Developed by hippies in the early 1970s, Baker green peas have been specially adapted for the cooler climate of the Baker neighborhood lifestyle. Guaranteed to produce a diversity of sustainable and nurturing pods, gardeners in all Denver neighborhoods are encouraged to give Baker green peas a chance... As illustrated on the Denver Neighborhood Seed Company packet shown above, Baker green peas are the cool season crop that rises above all of the rest. Each plump, juicy pea is as sweet as a light rail car full of paying passengers.

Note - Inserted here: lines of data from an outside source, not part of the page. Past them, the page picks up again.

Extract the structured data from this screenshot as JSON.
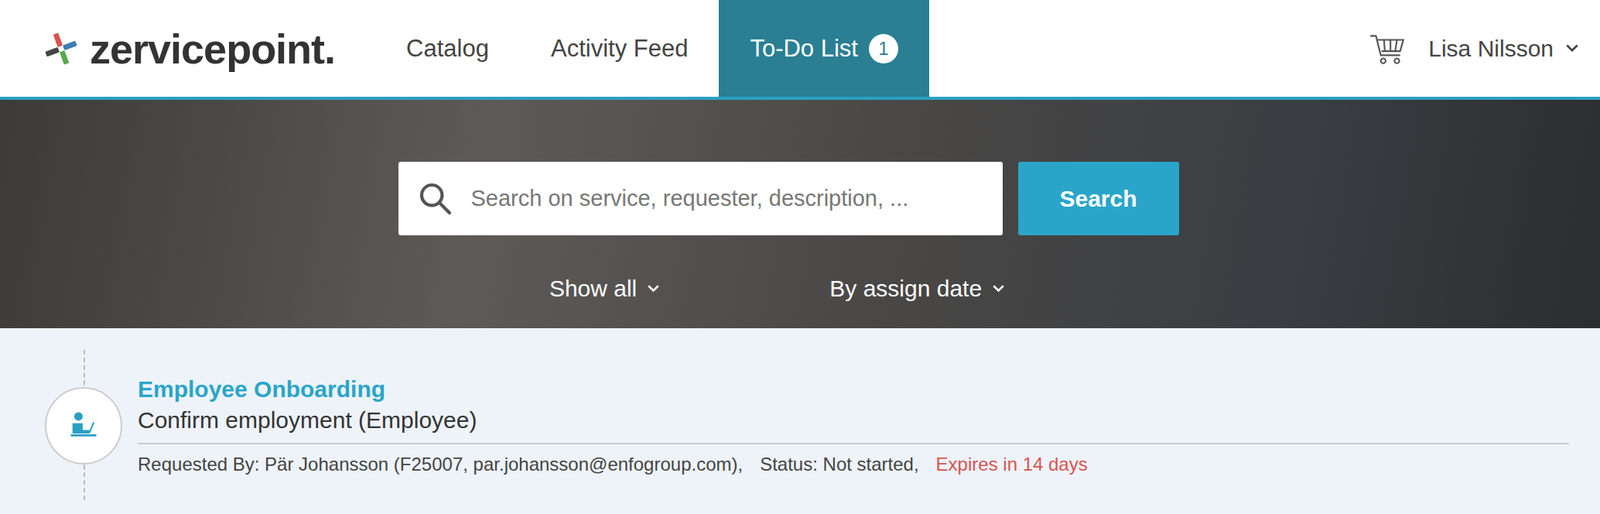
{
  "header": {
    "logo": "zervicepoint.",
    "nav": [
      {
        "label": "Catalog",
        "selected": false
      },
      {
        "label": "Activity Feed",
        "selected": false
      },
      {
        "label": "To-Do List",
        "selected": true,
        "badge": "1"
      }
    ],
    "user": "Lisa Nilsson"
  },
  "search": {
    "placeholder": "Search on service, requester, description, ...",
    "button": "Search"
  },
  "filters": {
    "show": "Show all",
    "sort": "By assign date"
  },
  "tasks": [
    {
      "service": "Employee Onboarding",
      "task": "Confirm employment (Employee)",
      "requested_by": "Requested By: Pär Johansson (F25007, par.johansson@enfogroup.com),",
      "status": "Status: Not started,",
      "expires": "Expires in 14 days"
    }
  ]
}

Direct-sow on St. Patrick's day for platefuls of peas for your Father's Day barbecue. Direct-sow again on the Fourth of July for a fall crop. Vine height is about five feet. To save space and make pea-picking easier, provide a Baker green peas pole for this variety to climb on.
Baker green peas poles display the message "May Peas Prevail on Earth" and are available in stores on Broadway and Santa Fe, as well as yard sales throughout the Baker neighborhood. Peas out, brothers and sisters.

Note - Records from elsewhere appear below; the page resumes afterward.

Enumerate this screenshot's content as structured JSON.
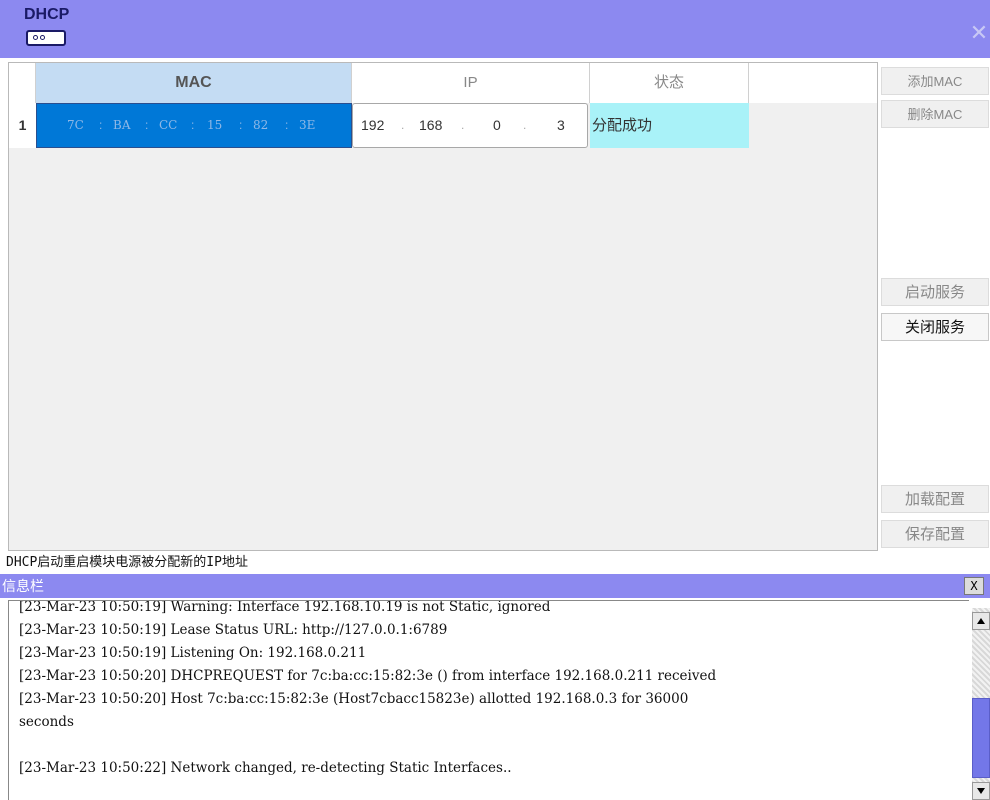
{
  "window": {
    "logo_text": "DHCP",
    "close_icon": "close-x-icon"
  },
  "table": {
    "headers": {
      "mac": "MAC",
      "ip": "IP",
      "status": "状态"
    },
    "rows": [
      {
        "index": "1",
        "mac": [
          "7C",
          "BA",
          "CC",
          "15",
          "82",
          "3E"
        ],
        "ip": [
          "192",
          "168",
          "0",
          "3"
        ],
        "status": "分配成功"
      }
    ]
  },
  "buttons": {
    "add_mac": "添加MAC",
    "delete_mac": "删除MAC",
    "start_service": "启动服务",
    "stop_service": "关闭服务",
    "load_config": "加载配置",
    "save_config": "保存配置"
  },
  "status_message": "DHCP启动重启模块电源被分配新的IP地址",
  "info_panel": {
    "title": "信息栏",
    "close_label": "X",
    "log_lines": [
      "[23-Mar-23 10:50:19] Warning: Interface 192.168.10.19 is not Static, ignored",
      "[23-Mar-23 10:50:19] Lease Status URL: http://127.0.0.1:6789",
      "[23-Mar-23 10:50:19] Listening On: 192.168.0.211",
      "[23-Mar-23 10:50:20] DHCPREQUEST for 7c:ba:cc:15:82:3e () from interface 192.168.0.211 received",
      "[23-Mar-23 10:50:20] Host 7c:ba:cc:15:82:3e (Host7cbacc15823e) allotted 192.168.0.3 for 36000",
      "seconds",
      "",
      "[23-Mar-23 10:50:22] Network changed, re-detecting Static Interfaces.."
    ]
  },
  "colors": {
    "title_bar": "#8c89f0",
    "mac_header": "#c4dcf3",
    "mac_selected": "#0078d7",
    "status_cell": "#a9f2f8",
    "scroll_thumb": "#7377e8"
  }
}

We Believe Local Journalism is Critical to the Life of a City
Engaging with our readers is essential to Westword's mission. Make a financial contribution or sign up for a newsletter, and help us keep telling Denver's stories with no paywalls.
Support Our Journalism

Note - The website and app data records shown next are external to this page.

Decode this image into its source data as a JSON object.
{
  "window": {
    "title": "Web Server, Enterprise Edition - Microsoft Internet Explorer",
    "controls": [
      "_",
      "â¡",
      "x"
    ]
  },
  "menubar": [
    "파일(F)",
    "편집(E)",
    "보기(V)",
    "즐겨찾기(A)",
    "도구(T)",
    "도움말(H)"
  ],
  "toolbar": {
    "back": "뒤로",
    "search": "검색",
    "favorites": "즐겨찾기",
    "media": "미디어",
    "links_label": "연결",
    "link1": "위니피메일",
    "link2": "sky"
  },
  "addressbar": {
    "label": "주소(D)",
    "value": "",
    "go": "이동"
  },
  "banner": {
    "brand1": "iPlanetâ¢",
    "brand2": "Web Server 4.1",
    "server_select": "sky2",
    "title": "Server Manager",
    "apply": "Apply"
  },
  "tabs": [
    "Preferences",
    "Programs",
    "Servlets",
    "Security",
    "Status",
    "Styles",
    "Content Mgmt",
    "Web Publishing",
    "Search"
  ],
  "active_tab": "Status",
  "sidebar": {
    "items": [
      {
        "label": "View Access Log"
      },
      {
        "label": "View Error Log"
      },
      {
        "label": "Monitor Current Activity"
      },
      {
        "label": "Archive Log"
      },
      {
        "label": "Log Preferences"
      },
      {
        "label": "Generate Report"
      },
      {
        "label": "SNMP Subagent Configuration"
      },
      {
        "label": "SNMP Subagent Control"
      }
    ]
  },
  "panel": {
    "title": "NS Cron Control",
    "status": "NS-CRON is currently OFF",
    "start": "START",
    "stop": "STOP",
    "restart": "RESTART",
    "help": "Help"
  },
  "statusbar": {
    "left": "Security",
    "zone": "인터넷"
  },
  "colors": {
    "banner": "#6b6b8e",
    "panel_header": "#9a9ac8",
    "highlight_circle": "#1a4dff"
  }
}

Find the Denver Neighborhood Seed Company Seed Packet for your neighborhood: Alamo Placita arugula, Belcaro broccoli rabe, Berkeley broccoli, Cheesman cucumber, City Park celery, Country Club cabbage, Cole pole bean, East Colfax okra, Five Points beets, Hale kale, Highland Hops, Lincoln Park Asparagus, Mar Lee sweeties cherry tomatoes, Marston crookneck squash, North Capitol Hill carrot, Park Hill pumpkin, Ruby Hill habenero, Sloan Lake purple pop top turnip, Stapleton Brussels sprout, Sun Valley horseradish, Sunnyside sunflower, University Hills parsnip, Wash Park condo corn, Washington Virginia Vale watermelon, West Colfax kohlrabi, Westwood zucchini, and Windsor cantaloupe.